I initially was looking at the Nikola+ 2100Wh, but put it down as I feared for the sheer weight (my daily commute has a fairly amount of steps). As the 100V 21700 model came it out with its double battery pack, it meant better stability and lesser weight, so I was sold.
The wheel performs marvellously : riding it feels like a magic carpet, and my range has been increased from 30 km to 70 on a single charging session. It's also super stable, with only a few wobbles at high speed, mostly due to badly positioned feet on the pedals. The most noticeable disadvantage is the stock CST tire, which has a nagging desire to stay upright, even when taking turns (the so-called gyro effect). This implies leaning horribly to the left or right (like on a motor cycle) which feels a bit eerie, especially at high speeds.

OnePlus 7Pro

So on my last flight to Las Vegas, either I lost my phone, or someone stole it from me at the airport, something I only noticed hours afterwards. Nothing showed up in the lost items department, so the theft option is real. So I found myself suddenly without phone, and had to revert using the Xiaomi Mi Mix with its cracked screen. Nothing wrong, as this is a fantastic phone (I really really love the width of the screen), but its annoyances drove me to look out for another phone.
I spotted the OP7Pro at Amazon with a 200€ discount, which arrived eventually in my hands. Lovely phone (my 3rd OnePlus device already !), gorgeous screen, a bit on the heavy side. I liked OxygenOS with its Android 10 version, and at that time, LineageOS 17 wasn't available yet for this device, so no reinstall for this device.
This will probably be my last OnePlus device, as the price keeps on increasing, and I apparently am not able to keep a phone from falling/being stolen during 18 months. I really love the brand (my 7 year old Oneplus One is still being used by my wife), but it's moving away out of my financial zone of comfort. Spending a biyearly 500 bucks for phones hurts my wallet too much; I don't need a flagship phone, midrange will suit me very well.

Inmotion V10

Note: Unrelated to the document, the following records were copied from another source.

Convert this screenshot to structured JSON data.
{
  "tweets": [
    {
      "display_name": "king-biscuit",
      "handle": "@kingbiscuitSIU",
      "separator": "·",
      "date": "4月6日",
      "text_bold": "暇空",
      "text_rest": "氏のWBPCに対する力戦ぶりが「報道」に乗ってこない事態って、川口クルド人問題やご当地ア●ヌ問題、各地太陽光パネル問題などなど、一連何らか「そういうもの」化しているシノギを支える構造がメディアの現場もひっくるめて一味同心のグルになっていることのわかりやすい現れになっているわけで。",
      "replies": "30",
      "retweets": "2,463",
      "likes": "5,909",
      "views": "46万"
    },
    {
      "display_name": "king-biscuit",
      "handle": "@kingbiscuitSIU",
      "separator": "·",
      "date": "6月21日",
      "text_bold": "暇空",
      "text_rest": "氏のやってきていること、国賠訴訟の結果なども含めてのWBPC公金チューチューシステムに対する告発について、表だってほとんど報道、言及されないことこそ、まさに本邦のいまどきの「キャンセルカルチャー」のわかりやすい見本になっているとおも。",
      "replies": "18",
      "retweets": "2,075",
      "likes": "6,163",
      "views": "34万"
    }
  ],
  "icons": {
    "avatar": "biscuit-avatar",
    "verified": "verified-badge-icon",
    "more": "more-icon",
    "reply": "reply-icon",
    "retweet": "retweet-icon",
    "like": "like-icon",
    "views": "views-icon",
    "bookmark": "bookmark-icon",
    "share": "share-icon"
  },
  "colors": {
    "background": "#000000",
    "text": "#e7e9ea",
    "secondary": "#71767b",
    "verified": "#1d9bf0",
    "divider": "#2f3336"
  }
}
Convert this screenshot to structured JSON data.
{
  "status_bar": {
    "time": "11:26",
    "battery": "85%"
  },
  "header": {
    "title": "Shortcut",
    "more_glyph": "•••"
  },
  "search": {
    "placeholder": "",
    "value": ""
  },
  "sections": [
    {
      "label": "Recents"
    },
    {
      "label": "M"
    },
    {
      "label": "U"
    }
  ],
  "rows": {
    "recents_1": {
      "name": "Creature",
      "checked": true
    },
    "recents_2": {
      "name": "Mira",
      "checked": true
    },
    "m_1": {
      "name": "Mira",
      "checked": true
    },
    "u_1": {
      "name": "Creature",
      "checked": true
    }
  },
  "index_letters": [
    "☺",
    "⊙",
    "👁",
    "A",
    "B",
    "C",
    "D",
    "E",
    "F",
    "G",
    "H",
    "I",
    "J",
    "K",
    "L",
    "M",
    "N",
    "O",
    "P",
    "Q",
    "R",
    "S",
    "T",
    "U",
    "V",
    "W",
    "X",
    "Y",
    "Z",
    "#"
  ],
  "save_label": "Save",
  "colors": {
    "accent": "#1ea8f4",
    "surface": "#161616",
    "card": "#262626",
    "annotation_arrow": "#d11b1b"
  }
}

So I got my Xiaomi M365 e-scooter a few months, and it quickly started to show quite some disadvantages. The most annoying was the weak motor : going up some long hills quickly forced me to step off as the e-scooter came to a grinding halt. The autonomy was low which required a daily charging session of 4 hours. Another issue was the bulky form factor which made the transportation on the train a bit cumbersome. And last but not least : an e-scooter still looks like a childs toy. I know I'm a grown-up child, but that doesn't mean I want to shout it out to everyone.
In the mean time, I've encountered some information on monowheels: they are single wheeled devices with pedals on the side. It looks quite daunting to use one, but when I received my Inmotion V10, I was immediately sold. This kind of device is really revolutionary : powerfull motor, great range and looks. It is compact enough to easily take it on the public transport, and has a maximum speed of 40 kph.
It however took me quite a few days to learn to ride this thing : only after a week with a daily exercise session of half an hour, things finally 'clicked' inside my head, and a week later, I found myself confident enough to ride in traffic. So a steep learning curve indeed, but when you persist, the reward is immense : riding this thing feels like you're flying !